*Problem to work on*. Copy every line of the records below where the word "role" occurs.

*Material for the task*.

————

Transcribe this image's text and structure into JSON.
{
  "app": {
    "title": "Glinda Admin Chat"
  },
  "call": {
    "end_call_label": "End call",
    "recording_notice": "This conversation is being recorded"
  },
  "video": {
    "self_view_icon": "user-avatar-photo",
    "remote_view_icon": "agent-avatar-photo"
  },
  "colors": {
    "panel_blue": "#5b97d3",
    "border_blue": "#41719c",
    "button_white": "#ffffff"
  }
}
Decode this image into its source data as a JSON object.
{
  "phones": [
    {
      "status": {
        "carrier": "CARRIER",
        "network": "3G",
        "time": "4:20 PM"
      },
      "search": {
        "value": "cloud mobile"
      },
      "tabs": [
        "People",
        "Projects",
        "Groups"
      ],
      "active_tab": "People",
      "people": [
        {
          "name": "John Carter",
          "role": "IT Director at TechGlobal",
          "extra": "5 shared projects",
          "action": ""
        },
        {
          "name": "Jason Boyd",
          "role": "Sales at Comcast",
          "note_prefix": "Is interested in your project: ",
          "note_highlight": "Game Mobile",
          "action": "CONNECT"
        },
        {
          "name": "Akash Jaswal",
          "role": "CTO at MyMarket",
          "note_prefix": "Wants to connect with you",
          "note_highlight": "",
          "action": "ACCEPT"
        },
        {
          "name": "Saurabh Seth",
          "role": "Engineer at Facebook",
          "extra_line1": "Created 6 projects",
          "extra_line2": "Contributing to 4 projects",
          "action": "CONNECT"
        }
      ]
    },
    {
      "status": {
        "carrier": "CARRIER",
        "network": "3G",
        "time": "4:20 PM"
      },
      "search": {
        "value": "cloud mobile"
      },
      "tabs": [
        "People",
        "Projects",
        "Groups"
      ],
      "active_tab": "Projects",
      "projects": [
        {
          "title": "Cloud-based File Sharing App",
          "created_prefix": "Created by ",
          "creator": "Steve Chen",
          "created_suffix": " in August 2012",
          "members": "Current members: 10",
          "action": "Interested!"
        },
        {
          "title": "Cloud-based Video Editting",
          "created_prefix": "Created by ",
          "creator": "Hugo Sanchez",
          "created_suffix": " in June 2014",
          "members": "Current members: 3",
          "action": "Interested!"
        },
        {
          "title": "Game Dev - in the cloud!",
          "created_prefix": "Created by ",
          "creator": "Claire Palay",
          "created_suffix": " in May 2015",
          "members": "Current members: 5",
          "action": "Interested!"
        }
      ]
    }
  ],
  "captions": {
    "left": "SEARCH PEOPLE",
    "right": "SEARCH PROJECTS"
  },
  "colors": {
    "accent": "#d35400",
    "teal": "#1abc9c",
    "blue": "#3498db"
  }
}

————

*Solution*.
          "role": "IT Director at TechGlobal",
          "role": "Sales at Comcast",
          "role": "CTO at MyMarket",
          "role": "Engineer at Facebook",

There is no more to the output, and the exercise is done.